▽

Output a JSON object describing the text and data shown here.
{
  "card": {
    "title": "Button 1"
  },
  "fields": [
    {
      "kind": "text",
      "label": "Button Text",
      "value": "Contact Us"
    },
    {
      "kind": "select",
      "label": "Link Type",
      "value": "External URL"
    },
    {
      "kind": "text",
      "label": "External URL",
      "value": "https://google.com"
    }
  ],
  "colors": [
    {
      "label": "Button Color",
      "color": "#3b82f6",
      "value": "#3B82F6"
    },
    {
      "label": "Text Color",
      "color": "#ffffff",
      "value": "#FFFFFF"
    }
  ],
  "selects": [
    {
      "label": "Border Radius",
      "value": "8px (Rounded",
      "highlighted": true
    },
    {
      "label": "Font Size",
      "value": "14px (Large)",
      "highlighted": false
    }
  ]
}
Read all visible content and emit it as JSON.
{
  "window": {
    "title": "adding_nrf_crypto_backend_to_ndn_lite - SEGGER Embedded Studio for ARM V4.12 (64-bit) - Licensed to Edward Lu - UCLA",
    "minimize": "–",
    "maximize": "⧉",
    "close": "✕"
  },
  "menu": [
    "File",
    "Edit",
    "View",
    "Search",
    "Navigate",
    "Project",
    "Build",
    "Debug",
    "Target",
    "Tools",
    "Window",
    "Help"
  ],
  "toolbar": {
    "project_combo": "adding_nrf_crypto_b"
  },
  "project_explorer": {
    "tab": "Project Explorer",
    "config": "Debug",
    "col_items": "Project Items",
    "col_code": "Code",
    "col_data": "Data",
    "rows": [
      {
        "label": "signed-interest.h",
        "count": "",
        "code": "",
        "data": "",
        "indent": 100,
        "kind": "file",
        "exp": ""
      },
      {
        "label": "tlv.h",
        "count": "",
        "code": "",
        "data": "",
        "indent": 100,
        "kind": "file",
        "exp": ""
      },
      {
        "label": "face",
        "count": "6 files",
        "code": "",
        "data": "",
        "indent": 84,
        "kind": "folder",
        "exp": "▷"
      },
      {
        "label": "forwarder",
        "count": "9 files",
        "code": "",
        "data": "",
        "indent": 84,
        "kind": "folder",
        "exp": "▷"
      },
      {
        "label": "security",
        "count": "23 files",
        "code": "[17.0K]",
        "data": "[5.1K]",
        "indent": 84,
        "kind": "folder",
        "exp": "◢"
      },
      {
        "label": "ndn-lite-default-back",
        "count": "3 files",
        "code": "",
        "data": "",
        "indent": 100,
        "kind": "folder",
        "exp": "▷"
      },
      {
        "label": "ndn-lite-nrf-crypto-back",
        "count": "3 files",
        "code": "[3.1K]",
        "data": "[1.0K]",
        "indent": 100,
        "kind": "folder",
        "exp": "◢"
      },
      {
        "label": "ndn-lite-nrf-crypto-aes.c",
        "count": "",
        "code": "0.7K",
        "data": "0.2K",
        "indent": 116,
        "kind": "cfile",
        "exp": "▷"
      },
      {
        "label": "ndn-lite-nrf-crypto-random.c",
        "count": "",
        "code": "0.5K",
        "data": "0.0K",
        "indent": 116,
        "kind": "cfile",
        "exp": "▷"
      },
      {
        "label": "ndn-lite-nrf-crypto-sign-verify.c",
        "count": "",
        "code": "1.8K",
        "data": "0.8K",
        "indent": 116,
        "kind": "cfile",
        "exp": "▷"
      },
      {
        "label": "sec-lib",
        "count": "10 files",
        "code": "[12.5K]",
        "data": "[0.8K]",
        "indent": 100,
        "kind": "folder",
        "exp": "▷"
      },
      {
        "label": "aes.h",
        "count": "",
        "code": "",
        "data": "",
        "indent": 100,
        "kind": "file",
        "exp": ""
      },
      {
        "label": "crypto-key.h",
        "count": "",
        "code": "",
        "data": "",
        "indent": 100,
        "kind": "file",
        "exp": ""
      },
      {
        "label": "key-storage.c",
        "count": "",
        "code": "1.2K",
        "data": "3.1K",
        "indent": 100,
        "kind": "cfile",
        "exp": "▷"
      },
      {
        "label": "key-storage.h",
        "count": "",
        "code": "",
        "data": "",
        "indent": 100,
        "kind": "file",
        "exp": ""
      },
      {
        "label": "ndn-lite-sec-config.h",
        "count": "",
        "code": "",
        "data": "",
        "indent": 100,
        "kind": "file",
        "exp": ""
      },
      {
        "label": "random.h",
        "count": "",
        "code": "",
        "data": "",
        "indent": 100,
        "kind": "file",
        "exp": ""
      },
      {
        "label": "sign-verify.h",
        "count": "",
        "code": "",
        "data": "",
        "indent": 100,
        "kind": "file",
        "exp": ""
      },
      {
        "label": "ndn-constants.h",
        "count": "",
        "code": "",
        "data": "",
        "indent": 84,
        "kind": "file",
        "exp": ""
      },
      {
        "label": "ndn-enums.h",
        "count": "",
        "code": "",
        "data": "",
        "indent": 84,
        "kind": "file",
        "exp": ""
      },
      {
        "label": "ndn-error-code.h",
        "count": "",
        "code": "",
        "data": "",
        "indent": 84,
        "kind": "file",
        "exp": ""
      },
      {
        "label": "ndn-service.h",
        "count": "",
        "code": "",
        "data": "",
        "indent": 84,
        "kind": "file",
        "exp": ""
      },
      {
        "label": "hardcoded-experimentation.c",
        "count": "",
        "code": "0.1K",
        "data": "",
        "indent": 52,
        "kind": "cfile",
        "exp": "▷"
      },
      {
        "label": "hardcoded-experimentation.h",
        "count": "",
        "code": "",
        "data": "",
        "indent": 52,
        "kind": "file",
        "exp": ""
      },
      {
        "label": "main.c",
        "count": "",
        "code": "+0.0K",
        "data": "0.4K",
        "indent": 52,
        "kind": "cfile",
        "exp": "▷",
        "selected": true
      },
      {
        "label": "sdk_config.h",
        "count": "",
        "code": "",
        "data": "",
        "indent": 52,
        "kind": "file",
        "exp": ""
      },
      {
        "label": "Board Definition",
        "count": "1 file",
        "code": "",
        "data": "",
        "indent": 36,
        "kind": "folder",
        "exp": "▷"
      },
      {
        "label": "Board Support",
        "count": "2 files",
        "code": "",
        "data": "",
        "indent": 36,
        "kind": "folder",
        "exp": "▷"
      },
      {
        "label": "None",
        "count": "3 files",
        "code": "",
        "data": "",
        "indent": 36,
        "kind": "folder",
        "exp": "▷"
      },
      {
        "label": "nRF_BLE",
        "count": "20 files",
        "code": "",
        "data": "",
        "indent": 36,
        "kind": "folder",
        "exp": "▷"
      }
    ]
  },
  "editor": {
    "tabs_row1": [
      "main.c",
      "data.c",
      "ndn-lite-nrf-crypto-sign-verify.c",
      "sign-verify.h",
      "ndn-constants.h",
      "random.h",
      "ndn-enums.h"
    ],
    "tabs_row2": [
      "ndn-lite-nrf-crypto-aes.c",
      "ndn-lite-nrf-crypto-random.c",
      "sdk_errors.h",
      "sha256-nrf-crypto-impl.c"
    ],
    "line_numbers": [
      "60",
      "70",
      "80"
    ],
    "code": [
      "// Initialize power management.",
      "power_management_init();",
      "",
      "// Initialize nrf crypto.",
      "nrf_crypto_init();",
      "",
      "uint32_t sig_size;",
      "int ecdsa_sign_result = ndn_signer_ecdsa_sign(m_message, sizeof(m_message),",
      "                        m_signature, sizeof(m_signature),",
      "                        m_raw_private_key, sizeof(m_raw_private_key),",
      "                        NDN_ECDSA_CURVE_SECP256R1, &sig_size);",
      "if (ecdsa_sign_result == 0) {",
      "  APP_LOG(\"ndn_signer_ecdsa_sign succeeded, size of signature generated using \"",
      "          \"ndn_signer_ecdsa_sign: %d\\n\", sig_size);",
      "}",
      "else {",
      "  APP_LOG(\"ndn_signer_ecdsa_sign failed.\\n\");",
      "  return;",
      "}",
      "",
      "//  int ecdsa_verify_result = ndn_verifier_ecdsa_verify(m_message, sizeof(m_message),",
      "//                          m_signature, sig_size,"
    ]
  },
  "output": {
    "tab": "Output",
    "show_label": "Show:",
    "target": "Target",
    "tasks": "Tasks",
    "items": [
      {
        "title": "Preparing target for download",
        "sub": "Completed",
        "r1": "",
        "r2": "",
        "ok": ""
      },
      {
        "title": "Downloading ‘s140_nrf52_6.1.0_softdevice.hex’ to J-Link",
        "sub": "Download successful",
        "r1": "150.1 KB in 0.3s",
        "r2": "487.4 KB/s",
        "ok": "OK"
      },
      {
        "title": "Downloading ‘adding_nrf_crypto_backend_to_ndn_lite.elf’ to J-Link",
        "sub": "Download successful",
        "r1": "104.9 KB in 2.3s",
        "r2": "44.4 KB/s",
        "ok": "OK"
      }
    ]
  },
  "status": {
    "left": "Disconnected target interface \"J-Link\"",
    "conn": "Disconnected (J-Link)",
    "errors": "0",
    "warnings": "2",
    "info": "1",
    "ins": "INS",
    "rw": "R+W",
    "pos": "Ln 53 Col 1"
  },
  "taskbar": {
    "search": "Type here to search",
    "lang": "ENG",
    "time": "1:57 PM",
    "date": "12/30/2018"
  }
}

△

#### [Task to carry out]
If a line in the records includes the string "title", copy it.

#### [Written reply]
    "title": "Button 1"
    "title": "adding_nrf_crypto_backend_to_ndn_lite - SEGGER Embedded Studio for ARM V4.12 (64-bit) - Licensed to Edward Lu - UCLA",
        "title": "Preparing target for download",
        "title": "Downloading ‘s140_nrf52_6.1.0_softdevice.hex’ to J-Link",
        "title": "Downloading ‘adding_nrf_crypto_backend_to_ndn_lite.elf’ to J-Link",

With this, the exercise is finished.